For more information please call the Historical Society at 401-635-4035. 

Little Compton Antiques Festival  and Classic Car Show

Little Compton Antiques Festival and Classic Car Show

The Little Compton Historical Society is proud to partner with Preserve Rhode Island and Brian Ferguson Antiques to present the Little Compton Antiques Festival on the grounds of the Wilbor House Museum and to host a Classic Car Show featuring approximately 50 vehicles. Proceeds from the festival will benefit both the Little Compton Historical Society and Preserve Rhode Island.

Friday, August 2

Antiques Festival Preview Party 6:00 – 8:00 PM
Tickets $50

Saturday, August 3

Antiques Festival 10:00 – 4:00 PM
Classic Car Show 11:00-3:00
Admission $12 includes Antiques Festival & Special Exhibit

Explore Little Compton’s landscape through maps, photographs, and paintings in our special summer exhibit “Little Compton: A Changing Landscape.”

Maps from 1660 to the present tell the story of changing knowledge about the town, and the changing ways we’ve divided it, moved around, and divided it. Interested in one area? Pick up one of the dozen guides to places in town – from Adamsville to Warren’s Point – to learn more about that local history.

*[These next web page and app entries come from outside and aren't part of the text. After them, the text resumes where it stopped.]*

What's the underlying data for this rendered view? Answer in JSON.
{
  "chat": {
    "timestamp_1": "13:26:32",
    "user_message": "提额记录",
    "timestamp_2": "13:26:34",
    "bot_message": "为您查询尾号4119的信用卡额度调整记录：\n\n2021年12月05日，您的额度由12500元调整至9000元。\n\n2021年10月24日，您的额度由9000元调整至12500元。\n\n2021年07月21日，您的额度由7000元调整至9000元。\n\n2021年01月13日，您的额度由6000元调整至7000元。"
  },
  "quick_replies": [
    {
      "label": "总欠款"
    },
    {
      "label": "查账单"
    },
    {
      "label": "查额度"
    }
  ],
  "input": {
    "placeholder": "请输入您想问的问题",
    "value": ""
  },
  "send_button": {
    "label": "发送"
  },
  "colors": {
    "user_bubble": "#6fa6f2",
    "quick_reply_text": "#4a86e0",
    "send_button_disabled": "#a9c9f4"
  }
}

Artists have portrayed the Little Compton landscape since the nineteenth century, creating paintings and photographs that let us enjoy changing views of the town over time. Nineteenth-century paintings by Worthington Whittredge, George Burleigh, Sidney Burleigh, Reginald Marsh and Sarah Wilkinson and contrasted with works by contemporary photographers and painters. And check out the sheep in the attic, too!

Open through October 13

Theme: Overlay by Kaira © Little Compton Historical Society
548 West Main Road, Little Compton, Rhode Island